Data about app and page elements
******************************
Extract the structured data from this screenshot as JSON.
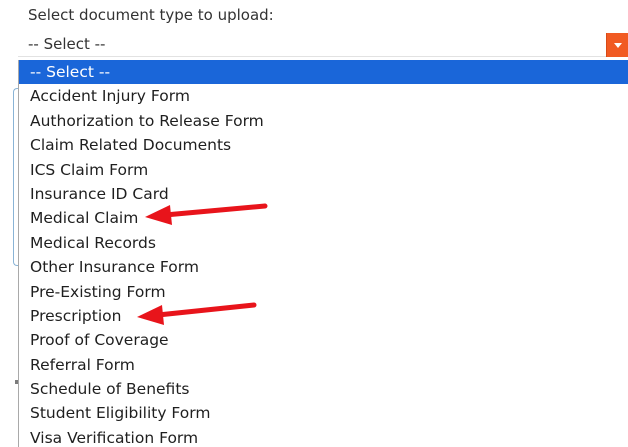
{
  "form": {
    "label": "Select document type to upload:",
    "select": {
      "current_value": "-- Select --",
      "toggle_icon": "chevron-down-icon",
      "accent": "#f15a22"
    }
  },
  "dropdown": {
    "highlight_color": "#1a66d9",
    "options": [
      {
        "label": "-- Select --"
      },
      {
        "label": "Accident Injury Form"
      },
      {
        "label": "Authorization to Release Form"
      },
      {
        "label": "Claim Related Documents"
      },
      {
        "label": "ICS Claim Form"
      },
      {
        "label": "Insurance ID Card"
      },
      {
        "label": "Medical Claim"
      },
      {
        "label": "Medical Records"
      },
      {
        "label": "Other Insurance Form"
      },
      {
        "label": "Pre-Existing Form"
      },
      {
        "label": "Prescription"
      },
      {
        "label": "Proof of Coverage"
      },
      {
        "label": "Referral Form"
      },
      {
        "label": "Schedule of Benefits"
      },
      {
        "label": "Student Eligibility Form"
      },
      {
        "label": "Visa Verification Form"
      }
    ]
  },
  "annotations": {
    "arrow_color": "#e8141b",
    "arrows": [
      {
        "points_to": "Medical Claim"
      },
      {
        "points_to": "Prescription"
      }
    ]
  }
}
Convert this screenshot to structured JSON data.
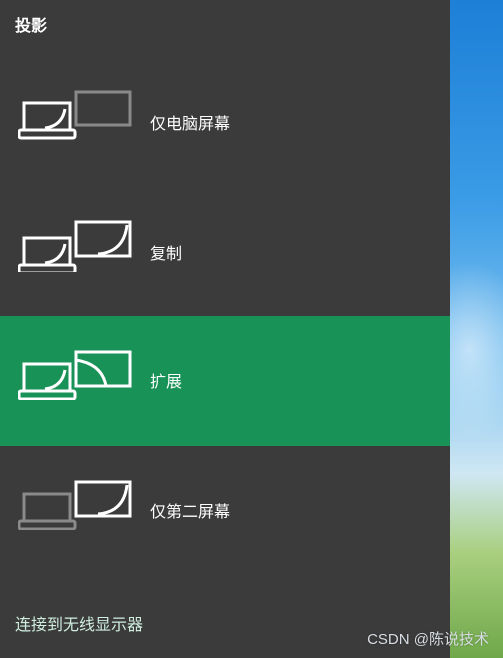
{
  "panel": {
    "title": "投影",
    "options": [
      {
        "label": "仅电脑屏幕",
        "icon": "pc-screen-only-icon"
      },
      {
        "label": "复制",
        "icon": "duplicate-screen-icon"
      },
      {
        "label": "扩展",
        "icon": "extend-screen-icon"
      },
      {
        "label": "仅第二屏幕",
        "icon": "second-screen-only-icon"
      }
    ],
    "selected_option": "扩展",
    "footer_link": "连接到无线显示器"
  },
  "watermark": "CSDN @陈说技术",
  "colors": {
    "panel_bg": "#3b3b3b",
    "selected_bg": "#189257",
    "text": "#ffffff",
    "dimmed_icon": "#8a8a8a"
  }
}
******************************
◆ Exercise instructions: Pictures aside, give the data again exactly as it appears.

◆ The answer:
Extract the structured data from this screenshot as JSON.
{
  "form": {
    "label": "Select document type to upload:",
    "select": {
      "current_value": "-- Select --",
      "toggle_icon": "chevron-down-icon",
      "accent": "#f15a22"
    }
  },
  "dropdown": {
    "highlight_color": "#1a66d9",
    "options": [
      {
        "label": "-- Select --"
      },
      {
        "label": "Accident Injury Form"
      },
      {
        "label": "Authorization to Release Form"
      },
      {
        "label": "Claim Related Documents"
      },
      {
        "label": "ICS Claim Form"
      },
      {
        "label": "Insurance ID Card"
      },
      {
        "label": "Medical Claim"
      },
      {
        "label": "Medical Records"
      },
      {
        "label": "Other Insurance Form"
      },
      {
        "label": "Pre-Existing Form"
      },
      {
        "label": "Prescription"
      },
      {
        "label": "Proof of Coverage"
      },
      {
        "label": "Referral Form"
      },
      {
        "label": "Schedule of Benefits"
      },
      {
        "label": "Student Eligibility Form"
      },
      {
        "label": "Visa Verification Form"
      }
    ]
  },
  "annotations": {
    "arrow_color": "#e8141b",
    "arrows": [
      {
        "points_to": "Medical Claim"
      },
      {
        "points_to": "Prescription"
      }
    ]
  }
}
Convert this screenshot to structured JSON data.
{
  "panel": {
    "title": "投影",
    "options": [
      {
        "label": "仅电脑屏幕",
        "icon": "pc-screen-only-icon"
      },
      {
        "label": "复制",
        "icon": "duplicate-screen-icon"
      },
      {
        "label": "扩展",
        "icon": "extend-screen-icon"
      },
      {
        "label": "仅第二屏幕",
        "icon": "second-screen-only-icon"
      }
    ],
    "selected_option": "扩展",
    "footer_link": "连接到无线显示器"
  },
  "watermark": "CSDN @陈说技术",
  "colors": {
    "panel_bg": "#3b3b3b",
    "selected_bg": "#189257",
    "text": "#ffffff",
    "dimmed_icon": "#8a8a8a"
  }
}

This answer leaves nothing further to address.